We even had a sing-a-long to 'kumbaya' ("what do Christians sing?") and much amusement at his delight when the compere (from the Musician venue of Leicester who sponsor the tent) offered to make him a coffee.

He ended his acoustic set by coming down into the crowd and proceeded to sing 'Stephen' which he acknowledged as 'probably the saddest song ever' -- I couldn't help spotting a couple just by where he stopped: he with his arms around he, she near tears. Understandable as it is truly one of the most moving tracks you could hope to hear in such a setting (it was dedicated to Kate Carroll and her husband Stephen who was a Catholic policeman murdered by the Continuity IRA earlier in 2009. David has said that he was moved to write the song after hearing Stephens widow talking in a TV interview where she said "I hope these people are listening and if they just realised that we only get one chance at life and a piece of land is a piece of land.)
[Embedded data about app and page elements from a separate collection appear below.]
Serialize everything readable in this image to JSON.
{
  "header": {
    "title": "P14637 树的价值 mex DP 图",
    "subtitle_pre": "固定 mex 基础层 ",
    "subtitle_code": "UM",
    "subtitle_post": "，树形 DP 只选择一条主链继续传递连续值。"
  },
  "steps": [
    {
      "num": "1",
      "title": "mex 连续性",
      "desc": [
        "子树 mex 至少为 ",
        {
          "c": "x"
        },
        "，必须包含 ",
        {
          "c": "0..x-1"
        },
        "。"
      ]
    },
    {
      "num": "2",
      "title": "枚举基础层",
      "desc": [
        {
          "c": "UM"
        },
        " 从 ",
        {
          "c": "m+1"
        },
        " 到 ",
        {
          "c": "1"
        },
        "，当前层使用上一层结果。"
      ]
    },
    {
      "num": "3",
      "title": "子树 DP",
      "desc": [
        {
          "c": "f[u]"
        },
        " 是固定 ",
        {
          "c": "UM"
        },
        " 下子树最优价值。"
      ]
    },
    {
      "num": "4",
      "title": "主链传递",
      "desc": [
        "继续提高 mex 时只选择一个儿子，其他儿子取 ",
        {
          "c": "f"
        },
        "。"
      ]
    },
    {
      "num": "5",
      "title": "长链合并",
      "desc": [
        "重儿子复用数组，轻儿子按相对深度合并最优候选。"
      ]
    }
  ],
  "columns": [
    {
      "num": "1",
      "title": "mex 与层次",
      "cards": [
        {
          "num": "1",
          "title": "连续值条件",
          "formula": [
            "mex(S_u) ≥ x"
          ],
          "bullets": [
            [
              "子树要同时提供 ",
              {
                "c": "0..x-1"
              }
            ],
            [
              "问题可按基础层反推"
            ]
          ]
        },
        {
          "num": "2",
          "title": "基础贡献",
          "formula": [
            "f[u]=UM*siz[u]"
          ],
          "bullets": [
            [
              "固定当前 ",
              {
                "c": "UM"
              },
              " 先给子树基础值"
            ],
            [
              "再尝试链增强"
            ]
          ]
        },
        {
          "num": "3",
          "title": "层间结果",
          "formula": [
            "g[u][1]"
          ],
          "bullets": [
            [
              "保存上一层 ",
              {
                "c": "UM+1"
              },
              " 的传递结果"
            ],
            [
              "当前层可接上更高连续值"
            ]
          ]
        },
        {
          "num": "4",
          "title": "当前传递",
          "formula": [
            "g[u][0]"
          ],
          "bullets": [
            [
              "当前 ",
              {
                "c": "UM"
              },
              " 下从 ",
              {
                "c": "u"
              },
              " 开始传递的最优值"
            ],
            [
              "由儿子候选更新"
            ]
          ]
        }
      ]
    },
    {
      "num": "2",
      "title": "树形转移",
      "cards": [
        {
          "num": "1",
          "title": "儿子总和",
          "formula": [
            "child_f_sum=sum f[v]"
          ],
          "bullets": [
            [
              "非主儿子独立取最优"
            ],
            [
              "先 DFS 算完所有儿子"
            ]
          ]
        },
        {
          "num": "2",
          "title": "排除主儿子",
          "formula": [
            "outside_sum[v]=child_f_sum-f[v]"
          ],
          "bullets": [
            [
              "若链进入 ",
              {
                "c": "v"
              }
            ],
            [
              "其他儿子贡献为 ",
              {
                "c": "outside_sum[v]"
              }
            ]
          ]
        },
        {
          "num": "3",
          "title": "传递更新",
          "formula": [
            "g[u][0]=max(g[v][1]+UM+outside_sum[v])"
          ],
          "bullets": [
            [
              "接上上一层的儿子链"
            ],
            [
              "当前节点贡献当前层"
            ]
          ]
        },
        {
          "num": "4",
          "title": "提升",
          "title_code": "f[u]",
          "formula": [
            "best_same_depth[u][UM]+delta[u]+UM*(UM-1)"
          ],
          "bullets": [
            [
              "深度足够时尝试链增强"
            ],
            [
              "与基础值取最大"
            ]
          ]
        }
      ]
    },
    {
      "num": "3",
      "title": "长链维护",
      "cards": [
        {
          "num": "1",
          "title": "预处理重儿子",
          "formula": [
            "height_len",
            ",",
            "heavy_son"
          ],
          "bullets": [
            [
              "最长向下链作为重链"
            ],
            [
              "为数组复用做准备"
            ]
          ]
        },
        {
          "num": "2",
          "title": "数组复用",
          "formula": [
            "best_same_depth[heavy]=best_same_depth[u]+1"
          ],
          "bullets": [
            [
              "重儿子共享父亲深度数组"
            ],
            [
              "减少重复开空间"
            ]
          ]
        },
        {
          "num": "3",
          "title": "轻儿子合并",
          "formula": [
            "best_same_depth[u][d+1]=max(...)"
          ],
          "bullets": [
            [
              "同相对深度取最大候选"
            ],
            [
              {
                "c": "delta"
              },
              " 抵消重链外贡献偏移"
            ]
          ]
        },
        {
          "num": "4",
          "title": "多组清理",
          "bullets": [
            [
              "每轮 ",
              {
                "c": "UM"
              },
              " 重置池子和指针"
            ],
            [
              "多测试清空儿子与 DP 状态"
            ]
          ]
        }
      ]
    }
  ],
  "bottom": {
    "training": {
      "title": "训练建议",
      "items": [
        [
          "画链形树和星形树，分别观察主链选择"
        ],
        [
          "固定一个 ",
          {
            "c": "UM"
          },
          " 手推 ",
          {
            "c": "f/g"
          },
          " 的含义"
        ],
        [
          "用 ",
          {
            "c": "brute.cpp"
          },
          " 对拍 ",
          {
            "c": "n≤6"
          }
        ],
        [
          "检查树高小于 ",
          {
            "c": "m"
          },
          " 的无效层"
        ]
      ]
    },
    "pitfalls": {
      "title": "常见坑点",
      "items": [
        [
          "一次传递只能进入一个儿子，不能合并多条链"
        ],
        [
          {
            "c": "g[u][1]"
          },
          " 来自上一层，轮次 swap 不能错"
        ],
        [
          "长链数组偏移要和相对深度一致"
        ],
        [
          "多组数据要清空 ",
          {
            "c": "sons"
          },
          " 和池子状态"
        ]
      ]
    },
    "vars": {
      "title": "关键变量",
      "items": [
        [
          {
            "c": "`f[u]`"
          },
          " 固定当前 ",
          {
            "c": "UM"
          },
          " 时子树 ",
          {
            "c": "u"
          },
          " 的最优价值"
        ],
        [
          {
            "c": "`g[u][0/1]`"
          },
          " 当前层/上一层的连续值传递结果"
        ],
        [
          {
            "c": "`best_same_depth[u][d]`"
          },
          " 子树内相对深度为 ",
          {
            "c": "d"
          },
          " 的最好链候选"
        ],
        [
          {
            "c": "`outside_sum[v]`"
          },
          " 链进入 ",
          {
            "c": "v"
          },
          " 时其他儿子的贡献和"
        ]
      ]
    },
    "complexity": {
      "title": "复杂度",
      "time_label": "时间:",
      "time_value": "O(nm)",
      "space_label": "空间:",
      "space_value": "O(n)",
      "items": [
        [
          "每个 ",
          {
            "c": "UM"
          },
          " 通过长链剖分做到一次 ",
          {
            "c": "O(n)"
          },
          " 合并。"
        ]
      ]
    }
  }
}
(I spoke to the couple who had been so moved by his performance of "Stephen" - I knew it must have made their festival, not just the acoustic set, but to end on that particular track. A lovely moment. They'd only seen him when he supported The Low Anthem on tour earlier this year, never having heard him before then. But they won't forget Summer Sundae in a hurry).

After that, David Ford took a well-deserved break before - he'd done an acoustic set for the best part of 40 mins and then he came back to do a shortened full-set with his band. What a bonus. Okay, so he had to reject requests for songs already done in the acoustic performance (we'd had a spikey 'State of the Union' for example) but I don't think anyone left that performance unimpressed. A real festival highlight.

(even worth missing Los Campesinos!)

Frightened Rabbit (25 mins)

Mumford and Sons are one of those bands whose time has been coming for a LONG while: another 6Music find (of course), they were inevitably many people's highlight. Indeed, they were no doubt a big reason why the Sunday tickets sold out first.

Arty photo of Mumford and Sons!